Altidore’s speed and size was sorely missed, first and foremost by Clint Dempsey who fell into the role of sole playmaker at the front of the formation. Dempsey’s good, but not that good. Klinsmann (and US Soccer) was spinning Altidore’s return to fitness almost as a panacea or a shining ray of light to lead the Americans to victory. But then he sat on the bench the whole time. What’s that all about? I don’t fault Jozy; he was injured. Full stop. But why make a big deal out of it the day before the match if you’re not going to use him at all? Are you saving him for the next round, Herr Klinsmann? What good is that if THERE IS NO NEXT ROUND?

3) Why is the US defense so amateurish?

Much was made about Klinsmann’s constant shuffling of the defensive line in the run-up to Brazil. The recurring theme was doubt, and that showed itself in spades against Belgium, and in the opening round matches. Gonzalez, Besler, Beasley and Cameron showed themselves to be a disjointed and sloppy, allowing rank amateur defensive mistakes against Portugal and Germany. Belgium’s first goal by De Bruyne was pretty, no question, threading the needle to edge it past Howard’s right foot into the far left side netting. But it wasn’t Messi-ish. It wasn’t Ronaldo-ish. It was happenstance skill that could’ve been shut down by effective defense. (Of all the defenders deserving praise, it was clearly Beasley who was making runs down the left side repeatedly, even into the extra time. In a hot stadium after 1 1/2 hours of play, that’s determination. Beasley should be showered with praise).

4) Why didn’t Howard getting pulled forward at the end?

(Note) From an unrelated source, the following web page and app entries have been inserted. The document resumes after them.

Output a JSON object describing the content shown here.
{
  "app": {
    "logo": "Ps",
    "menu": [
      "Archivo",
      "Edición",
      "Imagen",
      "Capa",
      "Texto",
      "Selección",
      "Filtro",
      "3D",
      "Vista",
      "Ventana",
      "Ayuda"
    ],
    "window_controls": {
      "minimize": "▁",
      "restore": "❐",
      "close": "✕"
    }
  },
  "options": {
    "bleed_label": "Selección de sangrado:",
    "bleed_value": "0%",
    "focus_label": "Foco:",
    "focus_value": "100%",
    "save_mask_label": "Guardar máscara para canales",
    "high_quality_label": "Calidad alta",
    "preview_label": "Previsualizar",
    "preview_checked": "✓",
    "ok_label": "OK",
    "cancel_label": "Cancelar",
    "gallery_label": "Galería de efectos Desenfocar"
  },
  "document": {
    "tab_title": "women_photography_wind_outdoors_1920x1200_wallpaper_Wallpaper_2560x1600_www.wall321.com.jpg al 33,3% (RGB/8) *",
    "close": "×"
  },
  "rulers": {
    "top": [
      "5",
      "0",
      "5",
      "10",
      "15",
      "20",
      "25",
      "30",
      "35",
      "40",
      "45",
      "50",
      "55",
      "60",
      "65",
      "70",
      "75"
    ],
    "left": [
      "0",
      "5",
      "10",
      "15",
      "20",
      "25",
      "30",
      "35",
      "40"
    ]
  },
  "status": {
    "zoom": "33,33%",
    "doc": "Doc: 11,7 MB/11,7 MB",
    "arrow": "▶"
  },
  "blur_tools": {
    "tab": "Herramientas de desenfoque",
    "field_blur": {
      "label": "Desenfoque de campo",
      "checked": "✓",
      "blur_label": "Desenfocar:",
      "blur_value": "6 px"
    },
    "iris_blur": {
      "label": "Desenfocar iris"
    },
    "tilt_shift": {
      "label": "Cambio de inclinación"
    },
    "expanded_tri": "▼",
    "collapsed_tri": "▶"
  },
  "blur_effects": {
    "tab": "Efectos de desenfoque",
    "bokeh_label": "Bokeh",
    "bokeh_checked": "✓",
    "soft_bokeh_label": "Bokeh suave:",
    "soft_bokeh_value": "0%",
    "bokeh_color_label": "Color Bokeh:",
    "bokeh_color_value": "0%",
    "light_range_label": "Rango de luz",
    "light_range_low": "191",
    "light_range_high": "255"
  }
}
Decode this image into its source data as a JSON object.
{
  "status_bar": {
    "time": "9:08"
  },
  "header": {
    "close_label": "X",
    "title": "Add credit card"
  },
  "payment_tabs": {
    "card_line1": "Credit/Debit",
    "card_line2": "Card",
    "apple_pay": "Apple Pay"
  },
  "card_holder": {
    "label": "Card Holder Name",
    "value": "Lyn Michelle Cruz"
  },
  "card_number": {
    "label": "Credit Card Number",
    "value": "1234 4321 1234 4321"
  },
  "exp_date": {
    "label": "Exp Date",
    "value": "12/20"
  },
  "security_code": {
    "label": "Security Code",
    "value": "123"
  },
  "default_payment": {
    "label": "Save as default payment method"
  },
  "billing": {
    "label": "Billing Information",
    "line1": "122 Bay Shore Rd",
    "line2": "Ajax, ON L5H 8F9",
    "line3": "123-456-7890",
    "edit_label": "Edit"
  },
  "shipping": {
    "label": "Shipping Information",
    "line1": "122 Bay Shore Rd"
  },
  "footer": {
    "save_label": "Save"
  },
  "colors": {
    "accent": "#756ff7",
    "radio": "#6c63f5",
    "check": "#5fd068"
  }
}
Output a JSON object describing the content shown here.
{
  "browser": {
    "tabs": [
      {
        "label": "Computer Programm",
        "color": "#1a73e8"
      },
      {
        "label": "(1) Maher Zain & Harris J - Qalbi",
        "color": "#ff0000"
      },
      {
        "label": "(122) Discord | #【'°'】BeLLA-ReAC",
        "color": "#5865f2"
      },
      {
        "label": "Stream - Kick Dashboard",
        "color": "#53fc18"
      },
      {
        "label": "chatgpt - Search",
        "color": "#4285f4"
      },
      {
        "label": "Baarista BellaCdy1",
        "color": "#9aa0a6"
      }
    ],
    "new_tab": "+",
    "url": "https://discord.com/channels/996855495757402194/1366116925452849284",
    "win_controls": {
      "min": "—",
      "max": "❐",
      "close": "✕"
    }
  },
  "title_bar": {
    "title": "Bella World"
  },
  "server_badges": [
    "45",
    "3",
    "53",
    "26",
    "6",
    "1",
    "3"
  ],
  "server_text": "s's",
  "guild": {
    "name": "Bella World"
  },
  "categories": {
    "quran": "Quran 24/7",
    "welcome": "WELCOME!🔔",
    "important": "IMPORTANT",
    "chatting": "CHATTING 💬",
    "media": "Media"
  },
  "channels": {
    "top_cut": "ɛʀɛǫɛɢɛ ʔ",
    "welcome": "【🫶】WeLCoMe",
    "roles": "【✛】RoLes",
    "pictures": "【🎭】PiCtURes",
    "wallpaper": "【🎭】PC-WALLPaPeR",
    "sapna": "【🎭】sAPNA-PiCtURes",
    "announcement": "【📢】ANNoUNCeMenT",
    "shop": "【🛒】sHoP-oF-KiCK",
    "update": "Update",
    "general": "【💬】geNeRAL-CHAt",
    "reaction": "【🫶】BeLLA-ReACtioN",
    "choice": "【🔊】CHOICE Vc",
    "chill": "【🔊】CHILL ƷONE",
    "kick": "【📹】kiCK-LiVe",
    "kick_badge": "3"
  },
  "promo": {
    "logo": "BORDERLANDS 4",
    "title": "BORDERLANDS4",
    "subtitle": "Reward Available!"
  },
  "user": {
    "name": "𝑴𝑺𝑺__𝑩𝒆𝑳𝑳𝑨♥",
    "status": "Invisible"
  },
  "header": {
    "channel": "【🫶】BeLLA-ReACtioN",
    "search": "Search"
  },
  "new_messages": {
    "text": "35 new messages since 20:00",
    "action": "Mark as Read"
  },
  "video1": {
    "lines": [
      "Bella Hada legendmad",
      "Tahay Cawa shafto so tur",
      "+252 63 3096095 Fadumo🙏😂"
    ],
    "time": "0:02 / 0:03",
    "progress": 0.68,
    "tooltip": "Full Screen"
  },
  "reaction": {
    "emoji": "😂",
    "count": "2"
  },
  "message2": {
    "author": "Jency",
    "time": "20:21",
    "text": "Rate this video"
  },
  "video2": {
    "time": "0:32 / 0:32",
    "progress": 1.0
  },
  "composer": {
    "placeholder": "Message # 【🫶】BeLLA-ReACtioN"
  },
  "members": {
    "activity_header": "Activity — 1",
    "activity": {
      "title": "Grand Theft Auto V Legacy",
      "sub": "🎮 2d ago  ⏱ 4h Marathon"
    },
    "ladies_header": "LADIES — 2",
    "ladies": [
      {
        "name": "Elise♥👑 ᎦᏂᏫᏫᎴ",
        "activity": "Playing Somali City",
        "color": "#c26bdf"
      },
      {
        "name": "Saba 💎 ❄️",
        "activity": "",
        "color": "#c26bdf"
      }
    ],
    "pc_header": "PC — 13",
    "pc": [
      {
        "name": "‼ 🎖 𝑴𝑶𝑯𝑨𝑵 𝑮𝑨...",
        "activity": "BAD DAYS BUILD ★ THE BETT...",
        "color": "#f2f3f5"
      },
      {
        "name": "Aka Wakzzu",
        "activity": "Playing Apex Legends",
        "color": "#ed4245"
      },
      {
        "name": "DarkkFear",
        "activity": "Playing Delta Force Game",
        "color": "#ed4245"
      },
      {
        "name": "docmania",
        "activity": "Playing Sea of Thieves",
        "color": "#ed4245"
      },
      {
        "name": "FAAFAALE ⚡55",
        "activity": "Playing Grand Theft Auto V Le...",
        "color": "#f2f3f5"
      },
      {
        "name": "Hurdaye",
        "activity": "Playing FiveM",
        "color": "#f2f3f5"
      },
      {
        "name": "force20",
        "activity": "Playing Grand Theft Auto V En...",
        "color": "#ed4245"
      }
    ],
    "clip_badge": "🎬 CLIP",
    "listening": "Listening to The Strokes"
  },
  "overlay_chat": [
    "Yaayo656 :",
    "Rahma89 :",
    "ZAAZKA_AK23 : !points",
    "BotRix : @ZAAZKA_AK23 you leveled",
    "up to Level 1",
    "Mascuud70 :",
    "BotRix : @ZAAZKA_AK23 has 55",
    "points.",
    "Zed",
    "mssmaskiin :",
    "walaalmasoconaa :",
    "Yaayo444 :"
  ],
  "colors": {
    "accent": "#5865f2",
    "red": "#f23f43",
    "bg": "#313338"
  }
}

A lot of viewers– particularly neophyte American fans– were surprised to see a day-glo yellow jersey flitting around the box of the Argentine-Swiss game earlier on Tuesday. As it happened, the Swiss, down by a goal and facing elimination from the tournament, sent Diego Benaglio into the field of play and even into the opposing penalty box to press an 11-on-10 11-on-11 attack against the Argentines. This is a tactic used all the time in ice hockey; not so much in football. It sometimes makes for comical scenarios, but it’s a sign of a team’s perseverance and motivation. As for Team USA, Klinsmann could’ve sent Howard forward in extra time, particularly after the side got a jolt of inspiration from Green’s goal. But no. Howard stayed put. In the knockout round, a loss in a loss, no matter how many goals it is. You have to double down and move your goalie forward in this setting. Full stop. Klinsmann should be faulted for not.

5) Why don’t you consider cloning Howard? Or cryogenically freezing him so that he can play in 2018 in Russia?

Howard was a god against Belgium. Fifteen saves is unheard of for a World Cup goal keeper, and may well be a record. He batted, and whacked, and deflected, and turned away, and blocked, save after save after save after save. He was otherworldly against Belgium. If you weren’t aware already, the Twitter hashtag #TimHowardForPresident was trending for quite some time in the evening Tuesday. Everton FC in the Premier League should be offering Howard a bajillion dollars to stay with them because the match against Belgium showed how he is quite possibly the world’s best goal keeper (with Mexico’s Guillermo Ochoa a close second).

Hey, at least look on the bright side: now you can calmly watch Messi work his magic and watch the Argentinians humiliate the Belgians in the quarterfinals, instead of Team USA….